Other critics are taken by the imitation of life in this movie, by Redford's intention to make a film about the American ideal of winning, how well it captures it. I am not so fond of its emptiness and find it has less of a place on film. However, if you're coming just for the skiing, you won't be disappointed, there's an abundance of it. Some are going to try looking past it and see it as a movie about something beneath the skiing, that 'downhill racer' is metaphorical for... yada yada, cut the BS. We spend the majority of time looking at ski races, so no matter how much writer James Salter says he was uninterested in sports, director Michael Ritchie ultimately put out a movie that showed a majority of sports, and nothing about the context it was shown says it was anything more than competition and the suspense of competition, particularly the ending, which felt like an emptier Rocky conclusion, which also has more substance in human drama than this film.
Undoubtedly, the third act really brings things together where the first failed and the second was good, just good. In fact that's what really intrigued me most about this film - when the first 30 minutes of a movie don't do it for me, the rest usually doesn't - Downhill Racer gradually becomes more interesting. Chappellet has an in-house rivalry with teammate Johnny Creech (Jim McMullan), and before the big showdown at the Olympics, they settle their score amongst one another, resulting in the clearest personification we get of Chappellet and what this whole competitive business means to him.

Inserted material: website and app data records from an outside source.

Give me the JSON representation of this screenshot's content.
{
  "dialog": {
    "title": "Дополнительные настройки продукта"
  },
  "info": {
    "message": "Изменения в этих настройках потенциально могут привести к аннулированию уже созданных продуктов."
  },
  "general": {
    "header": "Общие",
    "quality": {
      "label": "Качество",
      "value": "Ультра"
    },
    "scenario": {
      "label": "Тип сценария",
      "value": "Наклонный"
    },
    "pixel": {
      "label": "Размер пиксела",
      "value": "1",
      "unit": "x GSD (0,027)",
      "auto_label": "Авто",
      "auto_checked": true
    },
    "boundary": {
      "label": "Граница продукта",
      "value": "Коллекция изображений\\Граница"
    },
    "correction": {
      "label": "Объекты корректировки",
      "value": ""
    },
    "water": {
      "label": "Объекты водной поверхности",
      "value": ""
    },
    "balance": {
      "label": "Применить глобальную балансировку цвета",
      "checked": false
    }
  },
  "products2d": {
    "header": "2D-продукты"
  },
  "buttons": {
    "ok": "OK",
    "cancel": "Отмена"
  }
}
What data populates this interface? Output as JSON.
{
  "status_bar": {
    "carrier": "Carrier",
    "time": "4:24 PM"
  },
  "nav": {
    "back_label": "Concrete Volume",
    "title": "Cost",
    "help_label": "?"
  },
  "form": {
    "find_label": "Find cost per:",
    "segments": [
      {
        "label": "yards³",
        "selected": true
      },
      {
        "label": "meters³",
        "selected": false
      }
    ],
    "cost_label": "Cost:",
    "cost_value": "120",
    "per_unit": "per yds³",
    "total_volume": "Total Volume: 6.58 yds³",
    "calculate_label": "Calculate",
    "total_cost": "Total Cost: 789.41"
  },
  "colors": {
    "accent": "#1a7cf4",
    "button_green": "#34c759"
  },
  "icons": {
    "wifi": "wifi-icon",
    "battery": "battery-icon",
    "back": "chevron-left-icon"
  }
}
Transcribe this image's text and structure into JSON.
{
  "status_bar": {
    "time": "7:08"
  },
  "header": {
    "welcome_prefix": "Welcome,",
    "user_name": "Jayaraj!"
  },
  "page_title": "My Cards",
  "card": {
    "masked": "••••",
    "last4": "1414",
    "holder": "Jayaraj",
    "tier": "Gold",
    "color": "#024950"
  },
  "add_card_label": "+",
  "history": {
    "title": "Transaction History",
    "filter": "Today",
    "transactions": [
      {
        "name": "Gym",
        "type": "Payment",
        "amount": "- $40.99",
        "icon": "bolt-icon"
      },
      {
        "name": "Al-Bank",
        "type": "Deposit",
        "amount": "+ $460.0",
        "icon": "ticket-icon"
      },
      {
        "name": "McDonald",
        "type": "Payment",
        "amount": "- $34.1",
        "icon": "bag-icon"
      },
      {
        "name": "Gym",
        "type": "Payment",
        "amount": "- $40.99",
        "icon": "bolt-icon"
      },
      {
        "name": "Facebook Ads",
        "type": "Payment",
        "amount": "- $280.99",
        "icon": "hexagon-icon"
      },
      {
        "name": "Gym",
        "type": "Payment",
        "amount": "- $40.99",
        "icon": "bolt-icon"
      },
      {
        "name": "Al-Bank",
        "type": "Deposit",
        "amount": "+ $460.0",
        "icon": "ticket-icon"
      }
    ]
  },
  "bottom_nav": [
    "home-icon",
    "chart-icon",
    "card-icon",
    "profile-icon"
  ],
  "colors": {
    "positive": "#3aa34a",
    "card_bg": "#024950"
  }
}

It's also worth noting a certain level of competition felt between David and his father in select quiet scenes, with not much more than an expression of fatherly disconcert, 'how yah gonna make money doin' this?' Though Chappellet seems less thrown off and more frustrated.
The final race for the Gold Medal is everything you could hope for, nail-biting suspense. I wouldn't be surprised if William Friedkin admitted to getting his speedy influence for POV shots in The French Connection from this film - between that and the disorientation of the editing, the audience is left helpless to imagine what difficulty it is controlling high speeds, and hoping to some degree that the racers make it to the finish line. Early on, Ritchie, DP Brian Probyn, editor Richard Harris, and the stunt skiers establish a visual style that signals to the audience when the racer is losing control; we see the road is bumpy, skis coming off the ground, cuts quick, shots tight. A solid race to the finish line looks smoother with less turbulence. How this affects the psyche of the final race is everything a film student should focus on - subtle, long-term, effective planning.